* **Description of the task**
Read the records below and copy each line that contains "icon".
(Beginning of Record set)
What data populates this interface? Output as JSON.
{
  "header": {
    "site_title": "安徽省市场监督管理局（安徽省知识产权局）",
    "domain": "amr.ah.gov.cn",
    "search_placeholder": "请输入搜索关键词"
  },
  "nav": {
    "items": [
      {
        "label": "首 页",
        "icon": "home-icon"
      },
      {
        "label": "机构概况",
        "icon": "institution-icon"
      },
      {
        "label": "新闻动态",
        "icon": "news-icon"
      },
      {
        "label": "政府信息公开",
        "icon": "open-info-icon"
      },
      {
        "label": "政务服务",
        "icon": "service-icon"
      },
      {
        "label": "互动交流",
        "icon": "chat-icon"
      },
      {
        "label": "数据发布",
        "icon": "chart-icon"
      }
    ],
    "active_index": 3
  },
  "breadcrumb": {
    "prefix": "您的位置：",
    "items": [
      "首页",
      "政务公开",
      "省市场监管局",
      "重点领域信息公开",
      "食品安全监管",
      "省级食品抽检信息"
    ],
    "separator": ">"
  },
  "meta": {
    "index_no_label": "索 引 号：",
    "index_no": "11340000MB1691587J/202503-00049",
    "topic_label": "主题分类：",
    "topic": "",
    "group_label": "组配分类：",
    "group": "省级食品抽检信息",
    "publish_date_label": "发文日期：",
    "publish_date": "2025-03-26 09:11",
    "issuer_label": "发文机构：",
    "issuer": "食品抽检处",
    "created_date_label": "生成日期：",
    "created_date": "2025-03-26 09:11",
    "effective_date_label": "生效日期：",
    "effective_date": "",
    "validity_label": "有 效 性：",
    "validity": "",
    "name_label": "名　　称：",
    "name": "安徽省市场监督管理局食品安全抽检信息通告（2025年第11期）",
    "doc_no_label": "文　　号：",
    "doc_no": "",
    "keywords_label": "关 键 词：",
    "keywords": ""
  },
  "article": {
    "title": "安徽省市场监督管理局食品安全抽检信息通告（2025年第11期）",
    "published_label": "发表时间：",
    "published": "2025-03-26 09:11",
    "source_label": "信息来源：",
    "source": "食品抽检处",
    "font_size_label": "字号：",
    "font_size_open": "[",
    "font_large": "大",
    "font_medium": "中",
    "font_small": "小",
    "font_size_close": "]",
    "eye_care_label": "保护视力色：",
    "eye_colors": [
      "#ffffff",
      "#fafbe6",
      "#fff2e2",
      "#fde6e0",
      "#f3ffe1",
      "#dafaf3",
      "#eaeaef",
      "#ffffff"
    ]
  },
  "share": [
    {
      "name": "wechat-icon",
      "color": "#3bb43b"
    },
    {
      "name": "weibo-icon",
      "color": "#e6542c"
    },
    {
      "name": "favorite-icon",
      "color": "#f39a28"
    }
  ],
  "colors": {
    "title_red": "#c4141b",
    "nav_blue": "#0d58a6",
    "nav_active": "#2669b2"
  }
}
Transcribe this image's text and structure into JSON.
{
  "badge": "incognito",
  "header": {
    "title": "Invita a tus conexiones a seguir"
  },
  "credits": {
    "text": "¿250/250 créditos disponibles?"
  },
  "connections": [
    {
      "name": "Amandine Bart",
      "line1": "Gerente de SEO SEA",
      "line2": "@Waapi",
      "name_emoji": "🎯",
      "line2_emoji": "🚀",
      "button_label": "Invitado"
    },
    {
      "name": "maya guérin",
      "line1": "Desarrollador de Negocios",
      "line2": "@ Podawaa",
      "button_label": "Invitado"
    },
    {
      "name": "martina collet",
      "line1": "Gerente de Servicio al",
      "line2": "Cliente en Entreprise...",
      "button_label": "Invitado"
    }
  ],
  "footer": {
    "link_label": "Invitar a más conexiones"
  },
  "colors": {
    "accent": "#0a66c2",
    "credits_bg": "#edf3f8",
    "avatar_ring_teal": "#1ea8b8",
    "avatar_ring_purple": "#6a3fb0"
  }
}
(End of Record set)
* **Task output**
        "icon": "home-icon"
        "icon": "institution-icon"
        "icon": "news-icon"
        "icon": "open-info-icon"
        "icon": "service-icon"
        "icon": "chat-icon"
        "icon": "chart-icon"
      "name": "wechat-icon",
      "name": "weibo-icon",
      "name": "favorite-icon",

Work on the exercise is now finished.